A great way to deliver your high value content to the correct prospects is through content syndication–a content sharing strategy that can be used to promote your whitepapers, articles, news releases, etc. on other websites for greater reach and engagement. The amount of content to syndicate is dependent on the business objective. Some companies syndicate the majority of their content, while others only syndicate a snippet of it.
When your company chooses content syndication as a way to reach prospects, it’s key to ensure that you are showcasing thought leadership vs. promotional materials. Your newly uncovered prospects want to know the value of your content and are looking for your insight, so avoid being aggressive about your products or services. Keep in mind that this is not a sales pitch. When a person can connect with you and your thought leadership, you are likely to gain them as a future customer.
That being said, there are some pros and cons of content syndication that I have learned through my own experience that can help you determine if content syndication is right for you:
- Extra exposure – Syndication can be useful for new start-ups or companies seeking to increase visibility. Also, gated content (forms that have to be filled out before downloading whitepapers, etc.) gives you the ability to capture prospects’ information so you can market to them — this is a great way to build your pipeline with new sales leads you never had.
- Generating prospects –In many cases, generating new marketing leads can be a difficult task on your own. When you syndicate your content through publishers you can increase the chance of adding new names in your system. Individuals that download whitepapers and engage with content usually have a need for a product or service and are likely to conduct a transaction in the near future. It is important that you keep an eye out for these prospects because if you don’t, your competitors can snatch them.
- Targeted Prospects – Targeted prospects are the most likely to convert to sales. The reason many use filters is because they try to target larger customers within their demographics. Because eventually these larger customers will lead them to larger deals, and that’s why many companies are willing to pay more for these leads.
- Here are some filters I use when targeting prospects:
- Geography (ie: All English speaking countries)
- Job Type (ie: Sr. Marketing Managers, Directors, Practitioners, etc)
- Company Size (ie: 100+ employees)
- Industry Type (ie: All industries, not only IT)
- Be Cautious – Some site owners often mistake permission to republish content as permission to repurpose. Be cautious of who you share your content with and try to work with reputable companies that have been in the business for a while. Also, it doesn’t hurt to ask what other websites your content will be placed on, so you know where your content will be hosted.
- Get Credit – When providing your content, confirm that your company is getting credit for its work by ensuring the logo will be kept intact and your company will be named.
- New Names Matter – There are times when people download a toolkit or a whitepaper but never engage with your company again. This is when your money goes to waste. The main point of getting someone to download your content is because you hope that they will one day purchase from you. If they don’t, then you lost the money you have invested in that prospect (CPP). Remember it’s a numbers game; no syndicator can guarantee that an individual who downloads a whitepaper will become a customer.
- No Fresh Prospects – Find out how often the vendor gets fresh prospects so your content isn’t circling with the same audience. Sometimes giving the program a break before renewing can help with these numbers.
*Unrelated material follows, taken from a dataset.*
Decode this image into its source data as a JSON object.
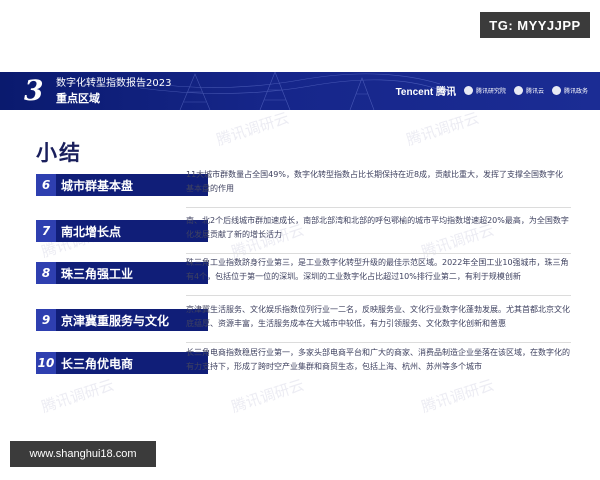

Now that I have weighed both sides of content syndication, you may have realized that it is not for everyone, and you’re exactly right, it’s not intended to be. If you have a strategy in place that is driving new prospects, then stick to it. But if you’re looking to try something different, and have some money in the budget that allows for this, it doesn’t hurt to try and see the kind of results you get from syndicating your content. Play with different strategies and then make an educated decision on various programs that work for you and your company.
I hope this was helpful. Do you have any insight on content syndication? I would love to hear about your content syndication strategies and how they have helped your company. Drop me a line, email@example.com.